## RECORDS PROVIDED
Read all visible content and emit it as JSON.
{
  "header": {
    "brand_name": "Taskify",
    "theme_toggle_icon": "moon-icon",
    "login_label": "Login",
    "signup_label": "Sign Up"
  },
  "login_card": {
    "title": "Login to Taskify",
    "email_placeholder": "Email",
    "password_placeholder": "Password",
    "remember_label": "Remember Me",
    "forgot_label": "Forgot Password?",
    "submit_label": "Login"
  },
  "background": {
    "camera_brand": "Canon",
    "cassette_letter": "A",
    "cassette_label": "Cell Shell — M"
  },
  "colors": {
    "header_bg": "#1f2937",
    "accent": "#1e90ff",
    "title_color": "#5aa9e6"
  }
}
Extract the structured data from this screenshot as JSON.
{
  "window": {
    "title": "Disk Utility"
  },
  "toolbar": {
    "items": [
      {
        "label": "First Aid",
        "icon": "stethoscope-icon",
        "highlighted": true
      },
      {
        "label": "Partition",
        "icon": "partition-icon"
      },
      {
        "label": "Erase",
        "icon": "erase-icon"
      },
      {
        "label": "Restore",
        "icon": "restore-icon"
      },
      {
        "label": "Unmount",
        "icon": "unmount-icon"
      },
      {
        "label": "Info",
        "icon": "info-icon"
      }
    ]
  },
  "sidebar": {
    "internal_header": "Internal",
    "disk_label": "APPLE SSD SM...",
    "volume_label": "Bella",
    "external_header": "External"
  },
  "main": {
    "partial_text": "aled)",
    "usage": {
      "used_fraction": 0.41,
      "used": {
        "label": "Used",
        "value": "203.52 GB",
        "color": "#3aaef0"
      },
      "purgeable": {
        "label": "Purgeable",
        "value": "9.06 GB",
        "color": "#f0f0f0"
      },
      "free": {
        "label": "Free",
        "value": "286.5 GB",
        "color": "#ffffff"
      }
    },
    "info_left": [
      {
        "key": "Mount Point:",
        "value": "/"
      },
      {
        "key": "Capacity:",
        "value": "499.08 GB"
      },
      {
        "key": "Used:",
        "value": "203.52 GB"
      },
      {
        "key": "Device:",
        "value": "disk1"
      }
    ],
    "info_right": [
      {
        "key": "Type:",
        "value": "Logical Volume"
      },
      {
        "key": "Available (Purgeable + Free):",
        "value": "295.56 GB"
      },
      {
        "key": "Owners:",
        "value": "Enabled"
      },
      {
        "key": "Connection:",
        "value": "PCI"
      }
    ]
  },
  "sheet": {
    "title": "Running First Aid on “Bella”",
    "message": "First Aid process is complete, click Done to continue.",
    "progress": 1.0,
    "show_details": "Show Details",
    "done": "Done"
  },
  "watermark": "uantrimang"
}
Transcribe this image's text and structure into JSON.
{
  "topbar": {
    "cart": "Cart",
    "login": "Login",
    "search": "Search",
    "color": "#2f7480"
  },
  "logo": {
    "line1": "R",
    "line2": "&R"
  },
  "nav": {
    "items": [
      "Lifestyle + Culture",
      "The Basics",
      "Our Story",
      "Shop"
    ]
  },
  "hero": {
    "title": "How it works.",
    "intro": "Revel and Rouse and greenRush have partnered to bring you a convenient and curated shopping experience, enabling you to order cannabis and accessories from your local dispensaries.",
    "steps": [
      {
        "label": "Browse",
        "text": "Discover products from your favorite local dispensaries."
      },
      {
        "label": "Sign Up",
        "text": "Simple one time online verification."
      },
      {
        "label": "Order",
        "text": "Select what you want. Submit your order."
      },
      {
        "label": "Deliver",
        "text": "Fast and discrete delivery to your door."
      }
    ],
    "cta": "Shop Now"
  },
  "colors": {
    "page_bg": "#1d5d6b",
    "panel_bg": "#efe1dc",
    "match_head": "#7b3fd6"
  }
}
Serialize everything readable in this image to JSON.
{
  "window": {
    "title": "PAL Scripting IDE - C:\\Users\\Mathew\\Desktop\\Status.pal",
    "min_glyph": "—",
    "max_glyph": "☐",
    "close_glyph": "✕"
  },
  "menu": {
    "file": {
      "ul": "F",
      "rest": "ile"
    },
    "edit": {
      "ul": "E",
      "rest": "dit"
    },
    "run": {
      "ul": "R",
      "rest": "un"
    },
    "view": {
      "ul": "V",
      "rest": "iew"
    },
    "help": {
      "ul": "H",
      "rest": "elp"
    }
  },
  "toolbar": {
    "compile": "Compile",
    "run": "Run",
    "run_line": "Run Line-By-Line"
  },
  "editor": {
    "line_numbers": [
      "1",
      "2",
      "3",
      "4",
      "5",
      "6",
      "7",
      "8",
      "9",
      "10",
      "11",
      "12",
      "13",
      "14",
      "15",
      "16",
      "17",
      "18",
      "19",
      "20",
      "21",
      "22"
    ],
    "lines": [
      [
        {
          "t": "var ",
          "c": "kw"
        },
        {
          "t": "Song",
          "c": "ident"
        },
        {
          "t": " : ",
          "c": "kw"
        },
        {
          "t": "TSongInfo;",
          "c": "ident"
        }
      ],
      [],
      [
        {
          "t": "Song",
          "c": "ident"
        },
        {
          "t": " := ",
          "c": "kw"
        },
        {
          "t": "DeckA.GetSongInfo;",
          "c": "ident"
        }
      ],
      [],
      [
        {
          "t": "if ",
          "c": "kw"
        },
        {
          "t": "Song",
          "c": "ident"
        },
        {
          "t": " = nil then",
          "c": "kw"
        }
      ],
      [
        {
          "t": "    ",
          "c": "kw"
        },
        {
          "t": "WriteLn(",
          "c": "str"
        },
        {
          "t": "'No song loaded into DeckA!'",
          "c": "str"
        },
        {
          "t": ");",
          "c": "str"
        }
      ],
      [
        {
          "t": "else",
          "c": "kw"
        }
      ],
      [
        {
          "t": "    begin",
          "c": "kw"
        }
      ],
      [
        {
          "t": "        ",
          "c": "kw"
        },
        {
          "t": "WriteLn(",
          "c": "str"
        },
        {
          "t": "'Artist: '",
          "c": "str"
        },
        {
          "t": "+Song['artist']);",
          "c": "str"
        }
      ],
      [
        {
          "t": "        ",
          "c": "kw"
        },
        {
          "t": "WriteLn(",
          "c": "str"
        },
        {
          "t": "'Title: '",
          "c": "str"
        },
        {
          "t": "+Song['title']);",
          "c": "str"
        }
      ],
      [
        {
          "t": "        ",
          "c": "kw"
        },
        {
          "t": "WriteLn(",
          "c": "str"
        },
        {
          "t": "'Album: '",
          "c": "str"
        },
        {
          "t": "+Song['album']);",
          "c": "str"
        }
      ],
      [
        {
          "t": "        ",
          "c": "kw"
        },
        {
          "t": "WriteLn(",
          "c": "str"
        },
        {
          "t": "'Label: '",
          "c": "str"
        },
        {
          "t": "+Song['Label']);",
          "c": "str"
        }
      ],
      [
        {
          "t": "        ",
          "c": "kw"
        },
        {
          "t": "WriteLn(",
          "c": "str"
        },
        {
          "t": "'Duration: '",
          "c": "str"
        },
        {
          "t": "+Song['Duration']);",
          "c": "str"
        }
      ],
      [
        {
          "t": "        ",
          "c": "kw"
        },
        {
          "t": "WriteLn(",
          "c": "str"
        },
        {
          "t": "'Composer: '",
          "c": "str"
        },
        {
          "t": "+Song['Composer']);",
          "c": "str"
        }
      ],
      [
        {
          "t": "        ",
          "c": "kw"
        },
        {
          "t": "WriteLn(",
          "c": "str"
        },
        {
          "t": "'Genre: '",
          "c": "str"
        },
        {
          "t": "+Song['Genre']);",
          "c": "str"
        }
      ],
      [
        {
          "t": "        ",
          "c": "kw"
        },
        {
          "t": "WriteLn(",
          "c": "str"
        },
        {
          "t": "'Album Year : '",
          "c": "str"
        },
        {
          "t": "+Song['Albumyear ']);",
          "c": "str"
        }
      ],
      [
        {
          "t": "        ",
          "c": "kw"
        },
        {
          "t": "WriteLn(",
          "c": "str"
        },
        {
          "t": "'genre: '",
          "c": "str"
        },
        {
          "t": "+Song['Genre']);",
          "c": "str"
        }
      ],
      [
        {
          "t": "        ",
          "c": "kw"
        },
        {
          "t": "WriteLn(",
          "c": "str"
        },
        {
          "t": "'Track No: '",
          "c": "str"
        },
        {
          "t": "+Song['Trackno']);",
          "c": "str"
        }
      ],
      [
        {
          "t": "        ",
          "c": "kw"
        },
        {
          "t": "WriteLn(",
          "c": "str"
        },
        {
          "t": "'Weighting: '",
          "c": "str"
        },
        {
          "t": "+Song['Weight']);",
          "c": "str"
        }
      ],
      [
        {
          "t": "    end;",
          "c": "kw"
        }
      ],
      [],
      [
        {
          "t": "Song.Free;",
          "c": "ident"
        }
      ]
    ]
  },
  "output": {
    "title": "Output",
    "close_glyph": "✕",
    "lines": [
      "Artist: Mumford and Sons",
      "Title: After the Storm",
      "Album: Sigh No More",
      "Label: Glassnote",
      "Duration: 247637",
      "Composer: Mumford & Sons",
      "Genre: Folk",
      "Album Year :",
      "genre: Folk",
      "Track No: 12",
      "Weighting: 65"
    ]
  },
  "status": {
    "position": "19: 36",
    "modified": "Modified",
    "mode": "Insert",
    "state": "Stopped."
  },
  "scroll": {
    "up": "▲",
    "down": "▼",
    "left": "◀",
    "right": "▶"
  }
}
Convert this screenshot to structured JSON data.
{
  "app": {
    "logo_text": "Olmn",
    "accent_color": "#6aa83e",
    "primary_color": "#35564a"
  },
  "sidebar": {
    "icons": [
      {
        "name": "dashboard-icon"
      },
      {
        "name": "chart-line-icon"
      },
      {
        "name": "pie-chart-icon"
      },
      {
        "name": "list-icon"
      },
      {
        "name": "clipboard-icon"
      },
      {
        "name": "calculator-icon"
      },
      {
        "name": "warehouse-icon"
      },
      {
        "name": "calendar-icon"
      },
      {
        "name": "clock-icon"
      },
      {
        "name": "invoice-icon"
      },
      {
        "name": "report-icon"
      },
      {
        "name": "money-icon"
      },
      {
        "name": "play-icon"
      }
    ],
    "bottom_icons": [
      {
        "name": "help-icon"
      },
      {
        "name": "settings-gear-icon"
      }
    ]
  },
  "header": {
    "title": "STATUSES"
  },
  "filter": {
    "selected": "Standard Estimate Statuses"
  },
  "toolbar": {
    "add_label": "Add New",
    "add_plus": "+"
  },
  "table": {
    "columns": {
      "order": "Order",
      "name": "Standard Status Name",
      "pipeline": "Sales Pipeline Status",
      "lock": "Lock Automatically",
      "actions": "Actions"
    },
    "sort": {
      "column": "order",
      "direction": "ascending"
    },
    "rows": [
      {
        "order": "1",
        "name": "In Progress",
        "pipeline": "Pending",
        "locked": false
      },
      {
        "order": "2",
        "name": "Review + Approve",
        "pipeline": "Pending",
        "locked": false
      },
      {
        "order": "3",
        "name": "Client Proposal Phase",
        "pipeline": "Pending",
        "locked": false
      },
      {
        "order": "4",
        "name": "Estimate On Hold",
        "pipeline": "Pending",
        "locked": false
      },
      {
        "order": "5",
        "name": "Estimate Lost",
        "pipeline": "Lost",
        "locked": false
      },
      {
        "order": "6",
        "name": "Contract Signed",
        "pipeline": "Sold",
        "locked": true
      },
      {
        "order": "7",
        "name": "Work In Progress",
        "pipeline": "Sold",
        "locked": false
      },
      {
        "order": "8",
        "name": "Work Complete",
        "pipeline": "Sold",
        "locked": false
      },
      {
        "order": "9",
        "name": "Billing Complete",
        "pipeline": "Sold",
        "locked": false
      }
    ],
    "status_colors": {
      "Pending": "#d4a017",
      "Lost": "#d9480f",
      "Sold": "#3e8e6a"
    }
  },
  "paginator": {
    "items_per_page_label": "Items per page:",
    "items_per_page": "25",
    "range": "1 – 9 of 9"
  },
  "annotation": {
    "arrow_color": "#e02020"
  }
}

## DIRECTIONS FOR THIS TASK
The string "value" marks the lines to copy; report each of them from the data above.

## ANSWER TO THE EXERCISE
        "value": "203.52 GB",
        "value": "9.06 GB",
        "value": "286.5 GB",
        "value": "/"
        "value": "499.08 GB"
        "value": "203.52 GB"
        "value": "disk1"
        "value": "Logical Volume"
        "value": "295.56 GB"
        "value": "Enabled"
        "value": "PCI"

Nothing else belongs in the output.